- WHAT THE EXERCISE ASKS -
Go over the data and copy out each line with "const" in it.

- DATA UNDER STUDY -
=== Begin Enclosure ===
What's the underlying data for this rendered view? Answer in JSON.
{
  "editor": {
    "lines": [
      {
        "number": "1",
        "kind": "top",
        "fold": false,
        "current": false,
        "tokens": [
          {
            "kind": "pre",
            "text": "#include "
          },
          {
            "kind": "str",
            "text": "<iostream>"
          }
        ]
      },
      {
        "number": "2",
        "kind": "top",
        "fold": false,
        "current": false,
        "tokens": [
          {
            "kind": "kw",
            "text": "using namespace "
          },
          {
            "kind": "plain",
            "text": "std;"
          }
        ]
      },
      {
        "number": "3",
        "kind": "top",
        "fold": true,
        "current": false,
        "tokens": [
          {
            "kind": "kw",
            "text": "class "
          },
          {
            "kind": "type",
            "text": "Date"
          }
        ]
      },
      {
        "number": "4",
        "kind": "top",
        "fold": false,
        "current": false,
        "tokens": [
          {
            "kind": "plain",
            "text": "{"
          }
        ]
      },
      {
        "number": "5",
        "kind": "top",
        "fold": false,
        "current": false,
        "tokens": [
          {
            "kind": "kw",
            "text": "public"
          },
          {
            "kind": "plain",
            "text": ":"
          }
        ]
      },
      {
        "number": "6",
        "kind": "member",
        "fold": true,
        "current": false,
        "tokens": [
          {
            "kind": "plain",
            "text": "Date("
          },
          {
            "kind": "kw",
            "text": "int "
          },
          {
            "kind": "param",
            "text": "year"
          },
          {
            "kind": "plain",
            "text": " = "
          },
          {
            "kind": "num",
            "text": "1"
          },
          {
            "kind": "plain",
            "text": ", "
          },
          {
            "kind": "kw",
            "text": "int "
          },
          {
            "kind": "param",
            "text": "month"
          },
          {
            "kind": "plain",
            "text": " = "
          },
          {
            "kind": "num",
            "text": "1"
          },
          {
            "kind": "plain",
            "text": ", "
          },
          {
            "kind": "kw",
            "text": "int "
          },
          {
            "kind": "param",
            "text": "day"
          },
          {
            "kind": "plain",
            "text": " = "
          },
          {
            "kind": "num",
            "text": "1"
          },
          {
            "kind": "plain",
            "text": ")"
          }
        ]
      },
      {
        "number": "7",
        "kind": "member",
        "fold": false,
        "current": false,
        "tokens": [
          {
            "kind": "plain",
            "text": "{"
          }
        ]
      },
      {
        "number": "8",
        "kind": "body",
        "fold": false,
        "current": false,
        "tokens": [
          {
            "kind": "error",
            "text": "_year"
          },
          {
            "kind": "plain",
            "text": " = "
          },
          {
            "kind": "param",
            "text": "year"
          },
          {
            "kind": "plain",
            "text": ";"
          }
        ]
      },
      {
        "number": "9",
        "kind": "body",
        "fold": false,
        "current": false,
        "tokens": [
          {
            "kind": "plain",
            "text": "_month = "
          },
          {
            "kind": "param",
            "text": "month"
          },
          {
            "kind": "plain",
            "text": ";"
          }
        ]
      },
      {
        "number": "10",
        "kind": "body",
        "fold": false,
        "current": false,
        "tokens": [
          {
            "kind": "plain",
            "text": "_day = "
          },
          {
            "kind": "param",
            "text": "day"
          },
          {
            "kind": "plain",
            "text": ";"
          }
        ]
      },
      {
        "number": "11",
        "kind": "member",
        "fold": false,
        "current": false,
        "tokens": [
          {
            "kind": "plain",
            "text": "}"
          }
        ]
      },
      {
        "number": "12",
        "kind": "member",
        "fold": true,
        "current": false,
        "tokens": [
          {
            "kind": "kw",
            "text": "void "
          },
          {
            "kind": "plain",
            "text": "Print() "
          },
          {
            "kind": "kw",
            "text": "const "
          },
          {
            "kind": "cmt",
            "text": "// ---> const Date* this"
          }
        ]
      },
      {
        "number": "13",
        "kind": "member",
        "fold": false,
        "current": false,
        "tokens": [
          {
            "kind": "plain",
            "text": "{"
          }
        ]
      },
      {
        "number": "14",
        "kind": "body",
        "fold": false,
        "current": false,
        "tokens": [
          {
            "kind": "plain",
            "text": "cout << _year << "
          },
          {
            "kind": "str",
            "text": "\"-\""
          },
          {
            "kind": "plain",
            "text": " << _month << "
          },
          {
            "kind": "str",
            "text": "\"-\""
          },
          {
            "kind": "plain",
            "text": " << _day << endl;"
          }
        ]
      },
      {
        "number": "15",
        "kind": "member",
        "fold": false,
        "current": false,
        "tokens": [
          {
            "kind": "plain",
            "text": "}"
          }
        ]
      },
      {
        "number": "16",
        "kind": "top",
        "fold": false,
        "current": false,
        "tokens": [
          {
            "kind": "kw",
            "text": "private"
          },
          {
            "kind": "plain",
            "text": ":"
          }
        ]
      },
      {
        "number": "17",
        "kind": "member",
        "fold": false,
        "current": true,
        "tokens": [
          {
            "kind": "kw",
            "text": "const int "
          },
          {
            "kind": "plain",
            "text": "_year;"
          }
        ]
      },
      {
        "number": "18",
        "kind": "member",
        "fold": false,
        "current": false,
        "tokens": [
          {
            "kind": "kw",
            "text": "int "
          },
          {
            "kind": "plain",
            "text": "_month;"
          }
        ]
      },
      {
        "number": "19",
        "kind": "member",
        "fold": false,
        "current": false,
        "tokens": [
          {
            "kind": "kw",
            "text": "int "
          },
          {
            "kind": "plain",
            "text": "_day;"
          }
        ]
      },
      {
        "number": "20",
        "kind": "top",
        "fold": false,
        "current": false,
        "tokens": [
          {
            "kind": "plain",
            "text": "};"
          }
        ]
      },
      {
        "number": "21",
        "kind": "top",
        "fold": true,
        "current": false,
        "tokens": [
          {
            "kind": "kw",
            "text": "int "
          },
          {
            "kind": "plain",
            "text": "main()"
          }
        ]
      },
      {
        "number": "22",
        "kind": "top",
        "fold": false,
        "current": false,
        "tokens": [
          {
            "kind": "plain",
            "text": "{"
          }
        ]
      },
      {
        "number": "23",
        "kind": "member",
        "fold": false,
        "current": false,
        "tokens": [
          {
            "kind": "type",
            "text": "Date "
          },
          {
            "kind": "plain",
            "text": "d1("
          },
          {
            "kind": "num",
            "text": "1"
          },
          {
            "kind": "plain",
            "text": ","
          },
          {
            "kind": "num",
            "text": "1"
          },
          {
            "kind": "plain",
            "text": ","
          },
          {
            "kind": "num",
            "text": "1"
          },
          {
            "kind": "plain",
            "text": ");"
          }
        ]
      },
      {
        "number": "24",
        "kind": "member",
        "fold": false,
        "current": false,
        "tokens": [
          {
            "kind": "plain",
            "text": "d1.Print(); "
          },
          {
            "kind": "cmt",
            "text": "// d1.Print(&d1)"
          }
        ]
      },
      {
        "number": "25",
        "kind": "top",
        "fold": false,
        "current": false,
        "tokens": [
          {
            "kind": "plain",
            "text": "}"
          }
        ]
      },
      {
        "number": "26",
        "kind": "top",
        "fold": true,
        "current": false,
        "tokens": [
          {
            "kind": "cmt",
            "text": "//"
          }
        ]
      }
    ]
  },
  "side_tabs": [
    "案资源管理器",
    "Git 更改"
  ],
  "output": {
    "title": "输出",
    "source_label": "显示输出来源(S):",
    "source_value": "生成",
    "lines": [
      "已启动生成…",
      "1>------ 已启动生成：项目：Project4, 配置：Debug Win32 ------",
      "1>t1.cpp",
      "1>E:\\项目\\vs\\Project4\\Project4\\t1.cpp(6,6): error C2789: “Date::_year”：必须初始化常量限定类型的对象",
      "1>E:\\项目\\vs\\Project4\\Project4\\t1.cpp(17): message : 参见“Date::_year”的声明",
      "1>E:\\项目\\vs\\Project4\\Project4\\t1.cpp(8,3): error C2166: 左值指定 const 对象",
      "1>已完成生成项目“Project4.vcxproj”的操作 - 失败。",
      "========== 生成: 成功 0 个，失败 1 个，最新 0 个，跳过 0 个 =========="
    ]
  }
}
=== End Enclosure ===
- OUTPUT BELOW -
            "text": "const "
            "text": "// ---> const Date* this"
            "text": "const int "
      "1>E:\\项目\\vs\\Project4\\Project4\\t1.cpp(8,3): error C2166: 左值指定 const 对象",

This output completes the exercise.